As the morning sun slowly rises over the picturesque hills of Sikkim, a small crowd of devotees gathers around a humble monastery. They have come from far and wide to witness a sacred ritual that has been celebrated in this remote corner of India for centuries. It is the Bhumchu festival - a time when the locals come together to honour a mysterious water pot that is said to hold the key to their fate. Bhumchu is celebrated on the 14th and 15th day of the first month of the Tibetan lunar calendar, around February - March.
The festival will be celebrated at Tashiding Monastery in West Sikkim on March 7 in 2023, and it is unlike any other festival you have come across. This celebration shows the fate of the state. The highlight of the festival is the unveiling of the Bhumchu, a small brass pot that is only opened once a year. The pot is filled with water and sealed with a wooden stopper, and according to local belief, the water level inside the pot predicts the fortunes of the community in the coming year. The higher the water level, the better the harvest and overall prosperity for the region. As you can imagine, the unveiling of the Bhumchu is a highly anticipated event that draws a large number of devotees from all over Sikkim.
Overages have been seen, indicating that the holy water has not dried up or deteriorated in more than 300 years. It still smells good.
The major attraction of the Bhumchu Festival 2023 include:
Vase opening ceremony: The sacred vase stored at Tashiding Monastery is opened on the first day of the Bhumchu festival. The lamas anticipate the future year for Sikkim based on the water level in it. If the water level is discovered to be at or near the top, it denotes revolutions and upheaval. Droughts and famines are indicated by low water levels. However, if the water is just half-filled, it heralds the start of a wealthy and calm year.

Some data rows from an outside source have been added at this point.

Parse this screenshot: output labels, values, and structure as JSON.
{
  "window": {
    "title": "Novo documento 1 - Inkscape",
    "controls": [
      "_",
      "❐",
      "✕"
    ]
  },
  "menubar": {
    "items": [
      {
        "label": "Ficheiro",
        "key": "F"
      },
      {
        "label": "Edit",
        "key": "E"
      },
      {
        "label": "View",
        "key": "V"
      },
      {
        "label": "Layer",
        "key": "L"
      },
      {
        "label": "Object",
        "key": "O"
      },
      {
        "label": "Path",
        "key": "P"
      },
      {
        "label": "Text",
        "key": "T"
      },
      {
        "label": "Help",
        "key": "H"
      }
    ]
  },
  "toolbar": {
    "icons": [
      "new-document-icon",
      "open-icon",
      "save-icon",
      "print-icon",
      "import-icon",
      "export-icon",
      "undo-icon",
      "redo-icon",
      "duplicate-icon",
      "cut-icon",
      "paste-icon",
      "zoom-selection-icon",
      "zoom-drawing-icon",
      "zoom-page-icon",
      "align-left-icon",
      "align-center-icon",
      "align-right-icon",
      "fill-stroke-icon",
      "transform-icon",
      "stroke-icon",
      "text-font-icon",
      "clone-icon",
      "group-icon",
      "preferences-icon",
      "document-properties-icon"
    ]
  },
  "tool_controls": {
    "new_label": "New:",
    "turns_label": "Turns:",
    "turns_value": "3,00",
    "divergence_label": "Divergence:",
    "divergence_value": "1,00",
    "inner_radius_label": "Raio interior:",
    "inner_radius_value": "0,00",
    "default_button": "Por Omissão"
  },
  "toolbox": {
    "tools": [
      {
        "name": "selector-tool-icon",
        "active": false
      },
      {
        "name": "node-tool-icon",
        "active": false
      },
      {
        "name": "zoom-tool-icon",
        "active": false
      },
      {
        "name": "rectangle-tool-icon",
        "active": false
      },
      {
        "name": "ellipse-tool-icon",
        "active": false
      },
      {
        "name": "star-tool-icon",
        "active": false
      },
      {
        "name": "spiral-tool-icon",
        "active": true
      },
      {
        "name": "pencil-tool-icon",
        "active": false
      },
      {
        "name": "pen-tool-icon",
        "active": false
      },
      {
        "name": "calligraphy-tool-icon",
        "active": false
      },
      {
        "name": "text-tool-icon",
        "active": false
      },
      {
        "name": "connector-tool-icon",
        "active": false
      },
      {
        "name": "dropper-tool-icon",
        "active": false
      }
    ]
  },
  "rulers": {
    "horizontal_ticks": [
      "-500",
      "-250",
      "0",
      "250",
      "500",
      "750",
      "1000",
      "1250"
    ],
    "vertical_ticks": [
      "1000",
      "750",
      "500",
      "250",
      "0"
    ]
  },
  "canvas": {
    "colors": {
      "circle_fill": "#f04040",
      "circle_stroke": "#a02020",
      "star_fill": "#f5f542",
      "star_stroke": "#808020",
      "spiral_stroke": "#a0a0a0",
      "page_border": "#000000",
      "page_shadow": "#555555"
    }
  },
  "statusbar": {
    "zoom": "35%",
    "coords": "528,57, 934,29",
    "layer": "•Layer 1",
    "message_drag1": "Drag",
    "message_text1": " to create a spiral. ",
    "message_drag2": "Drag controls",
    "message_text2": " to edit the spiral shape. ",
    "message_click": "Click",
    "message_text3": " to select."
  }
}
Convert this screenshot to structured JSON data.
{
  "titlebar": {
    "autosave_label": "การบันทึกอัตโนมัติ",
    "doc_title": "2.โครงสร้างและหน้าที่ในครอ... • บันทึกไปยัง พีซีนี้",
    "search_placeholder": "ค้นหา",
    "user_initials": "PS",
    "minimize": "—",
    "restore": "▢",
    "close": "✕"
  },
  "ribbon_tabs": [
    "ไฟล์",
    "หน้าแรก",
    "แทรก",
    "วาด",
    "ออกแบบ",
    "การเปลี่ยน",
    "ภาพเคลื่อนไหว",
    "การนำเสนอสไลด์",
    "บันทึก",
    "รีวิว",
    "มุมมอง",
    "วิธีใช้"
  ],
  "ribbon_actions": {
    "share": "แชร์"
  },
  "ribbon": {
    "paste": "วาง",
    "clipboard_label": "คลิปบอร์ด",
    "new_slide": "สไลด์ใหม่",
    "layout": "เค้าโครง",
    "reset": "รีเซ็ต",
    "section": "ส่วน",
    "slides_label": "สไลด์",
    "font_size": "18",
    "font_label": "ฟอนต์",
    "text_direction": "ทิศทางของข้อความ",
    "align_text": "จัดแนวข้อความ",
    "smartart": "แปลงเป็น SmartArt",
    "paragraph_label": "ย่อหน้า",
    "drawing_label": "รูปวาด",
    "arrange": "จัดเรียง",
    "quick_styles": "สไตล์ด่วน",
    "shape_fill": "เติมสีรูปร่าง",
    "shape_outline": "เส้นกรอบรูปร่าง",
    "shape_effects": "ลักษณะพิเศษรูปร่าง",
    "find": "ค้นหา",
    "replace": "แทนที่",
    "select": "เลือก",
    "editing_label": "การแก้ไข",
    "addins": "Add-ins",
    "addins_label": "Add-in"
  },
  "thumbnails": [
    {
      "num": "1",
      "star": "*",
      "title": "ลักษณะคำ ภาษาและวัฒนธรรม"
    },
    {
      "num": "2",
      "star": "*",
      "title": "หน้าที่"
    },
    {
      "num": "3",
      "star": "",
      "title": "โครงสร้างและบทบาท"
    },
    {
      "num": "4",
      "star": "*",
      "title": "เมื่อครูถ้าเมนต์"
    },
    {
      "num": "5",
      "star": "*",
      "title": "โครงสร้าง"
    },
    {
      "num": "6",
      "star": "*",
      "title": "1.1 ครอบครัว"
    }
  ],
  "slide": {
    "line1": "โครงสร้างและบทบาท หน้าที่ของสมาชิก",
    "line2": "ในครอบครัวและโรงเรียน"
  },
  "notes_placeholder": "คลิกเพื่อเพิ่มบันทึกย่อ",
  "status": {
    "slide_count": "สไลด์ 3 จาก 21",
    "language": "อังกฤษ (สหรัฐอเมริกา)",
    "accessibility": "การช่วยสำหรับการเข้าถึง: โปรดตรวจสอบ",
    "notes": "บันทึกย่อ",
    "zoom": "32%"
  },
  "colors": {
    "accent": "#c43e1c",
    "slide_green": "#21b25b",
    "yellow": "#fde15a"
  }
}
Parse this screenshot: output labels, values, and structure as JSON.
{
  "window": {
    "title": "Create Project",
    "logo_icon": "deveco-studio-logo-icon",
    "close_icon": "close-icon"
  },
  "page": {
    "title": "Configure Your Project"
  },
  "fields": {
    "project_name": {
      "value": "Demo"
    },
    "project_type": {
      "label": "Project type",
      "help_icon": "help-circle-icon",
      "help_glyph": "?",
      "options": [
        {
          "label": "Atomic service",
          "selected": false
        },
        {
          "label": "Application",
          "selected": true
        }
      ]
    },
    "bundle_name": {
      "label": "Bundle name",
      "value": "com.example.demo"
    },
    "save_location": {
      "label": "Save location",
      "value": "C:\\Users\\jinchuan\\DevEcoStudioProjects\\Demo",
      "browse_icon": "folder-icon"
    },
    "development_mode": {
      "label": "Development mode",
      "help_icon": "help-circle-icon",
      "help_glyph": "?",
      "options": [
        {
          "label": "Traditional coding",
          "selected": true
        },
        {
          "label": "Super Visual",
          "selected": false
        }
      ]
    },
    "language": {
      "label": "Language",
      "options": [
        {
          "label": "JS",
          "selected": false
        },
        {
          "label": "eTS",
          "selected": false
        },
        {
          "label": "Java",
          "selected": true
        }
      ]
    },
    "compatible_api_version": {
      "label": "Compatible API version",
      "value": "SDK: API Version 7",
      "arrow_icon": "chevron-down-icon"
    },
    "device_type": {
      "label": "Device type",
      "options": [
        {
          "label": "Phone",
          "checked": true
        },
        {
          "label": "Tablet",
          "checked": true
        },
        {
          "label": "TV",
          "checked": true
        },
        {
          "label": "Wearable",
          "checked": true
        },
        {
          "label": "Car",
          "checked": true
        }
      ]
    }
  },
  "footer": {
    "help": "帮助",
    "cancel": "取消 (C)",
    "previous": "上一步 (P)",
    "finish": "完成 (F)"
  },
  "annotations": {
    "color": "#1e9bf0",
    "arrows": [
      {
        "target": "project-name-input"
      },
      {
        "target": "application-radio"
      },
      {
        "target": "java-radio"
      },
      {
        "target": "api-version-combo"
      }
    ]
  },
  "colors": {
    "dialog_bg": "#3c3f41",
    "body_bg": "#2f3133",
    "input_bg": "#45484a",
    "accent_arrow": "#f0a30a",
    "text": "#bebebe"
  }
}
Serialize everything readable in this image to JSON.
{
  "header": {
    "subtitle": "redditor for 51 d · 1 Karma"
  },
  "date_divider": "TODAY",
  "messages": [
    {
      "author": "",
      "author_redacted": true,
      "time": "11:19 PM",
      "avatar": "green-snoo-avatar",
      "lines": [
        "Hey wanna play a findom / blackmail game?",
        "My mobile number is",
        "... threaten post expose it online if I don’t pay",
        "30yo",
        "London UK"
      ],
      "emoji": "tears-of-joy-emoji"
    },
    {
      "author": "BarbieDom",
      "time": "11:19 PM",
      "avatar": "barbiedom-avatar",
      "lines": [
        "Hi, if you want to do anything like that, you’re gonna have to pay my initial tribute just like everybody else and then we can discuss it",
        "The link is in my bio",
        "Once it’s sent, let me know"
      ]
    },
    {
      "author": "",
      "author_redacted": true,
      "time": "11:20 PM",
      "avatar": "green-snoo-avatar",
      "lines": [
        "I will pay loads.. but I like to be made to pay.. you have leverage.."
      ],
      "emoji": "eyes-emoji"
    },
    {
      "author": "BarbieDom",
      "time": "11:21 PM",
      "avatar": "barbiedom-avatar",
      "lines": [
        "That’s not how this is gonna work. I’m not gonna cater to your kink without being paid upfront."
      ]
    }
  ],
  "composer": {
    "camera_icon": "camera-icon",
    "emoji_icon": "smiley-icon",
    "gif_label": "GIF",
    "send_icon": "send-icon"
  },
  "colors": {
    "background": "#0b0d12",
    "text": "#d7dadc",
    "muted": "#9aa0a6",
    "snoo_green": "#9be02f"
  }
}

Distribution of water: The water from the pot is said to be extremely lucky. It is thought to bring riches and good fortune to those who consume it. However, just a limited quantity of water is given. As a result, devotees begin forming lines as early as midnight.
Closing ceremony: The festival's closing ceremony takes place on the second day. The pot is then refilled with water from surrounding sacred rivers and sealed, while various prayers are shouted in the background. The pot is maintained closed until the next year when it is reopened for the Bhumchu celebration. If you want to learn about Sikkim's rich culture and traditions, make sure to attend one of the state's notable festivals.